Records follow. Copy every line with "label".

Items from a data source:
● ● ● ● ● ● ●

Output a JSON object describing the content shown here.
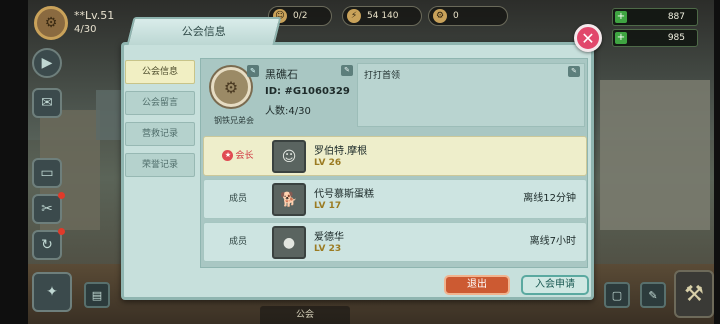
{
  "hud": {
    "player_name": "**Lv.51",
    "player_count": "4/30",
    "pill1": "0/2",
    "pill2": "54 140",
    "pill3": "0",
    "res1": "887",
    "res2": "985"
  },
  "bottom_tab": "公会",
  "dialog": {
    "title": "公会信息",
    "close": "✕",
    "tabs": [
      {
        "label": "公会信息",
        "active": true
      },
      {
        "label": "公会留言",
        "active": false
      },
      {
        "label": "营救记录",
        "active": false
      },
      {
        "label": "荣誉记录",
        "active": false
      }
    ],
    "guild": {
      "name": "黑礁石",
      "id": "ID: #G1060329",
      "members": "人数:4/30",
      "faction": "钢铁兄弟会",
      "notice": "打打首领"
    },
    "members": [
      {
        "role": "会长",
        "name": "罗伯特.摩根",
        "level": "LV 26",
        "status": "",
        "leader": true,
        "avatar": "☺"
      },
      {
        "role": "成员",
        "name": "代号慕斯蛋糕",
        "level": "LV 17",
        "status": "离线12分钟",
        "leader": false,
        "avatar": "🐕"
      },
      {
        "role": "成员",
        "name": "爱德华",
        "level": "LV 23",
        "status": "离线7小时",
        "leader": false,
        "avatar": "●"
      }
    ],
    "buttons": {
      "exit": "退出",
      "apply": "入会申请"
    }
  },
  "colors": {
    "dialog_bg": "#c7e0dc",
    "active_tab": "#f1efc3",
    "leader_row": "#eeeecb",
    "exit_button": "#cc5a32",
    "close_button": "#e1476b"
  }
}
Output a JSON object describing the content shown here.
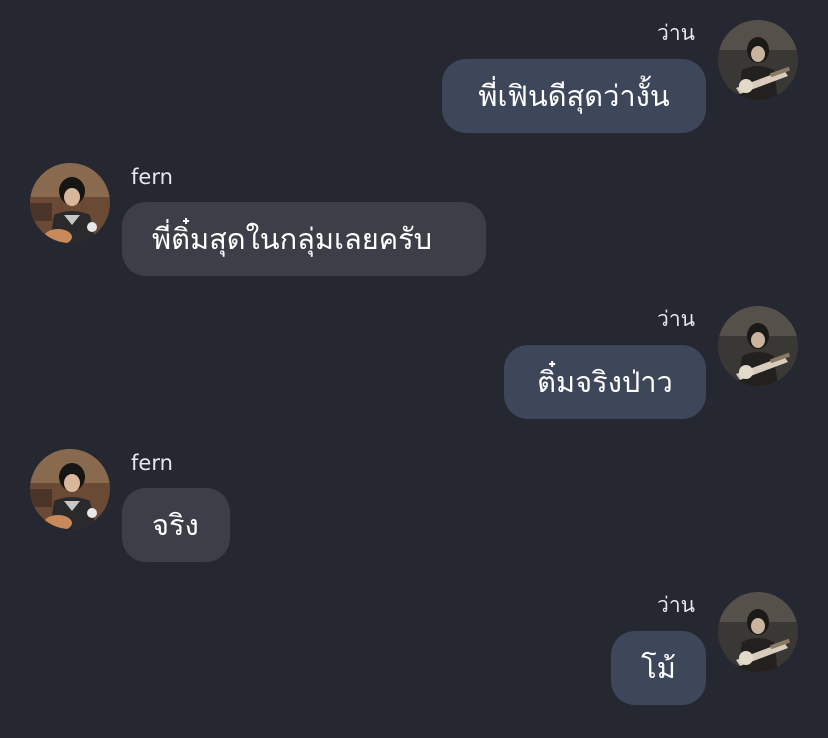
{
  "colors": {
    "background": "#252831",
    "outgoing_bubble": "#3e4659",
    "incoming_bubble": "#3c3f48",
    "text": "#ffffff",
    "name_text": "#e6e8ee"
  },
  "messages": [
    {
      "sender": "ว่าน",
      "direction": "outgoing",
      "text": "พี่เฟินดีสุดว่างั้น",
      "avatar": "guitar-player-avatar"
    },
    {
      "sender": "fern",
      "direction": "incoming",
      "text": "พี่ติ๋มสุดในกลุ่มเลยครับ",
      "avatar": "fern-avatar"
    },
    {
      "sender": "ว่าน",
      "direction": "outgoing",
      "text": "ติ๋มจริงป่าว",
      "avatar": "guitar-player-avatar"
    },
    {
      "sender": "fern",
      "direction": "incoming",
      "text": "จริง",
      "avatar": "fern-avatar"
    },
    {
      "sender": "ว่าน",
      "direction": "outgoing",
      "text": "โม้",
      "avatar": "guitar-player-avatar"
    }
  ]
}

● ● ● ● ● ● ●

RESPONSE FOR THIS EXERCISE:
        "label": "公会信息",
        "label": "公会留言",
        "label": "营救记录",
        "label": "荣誉记录",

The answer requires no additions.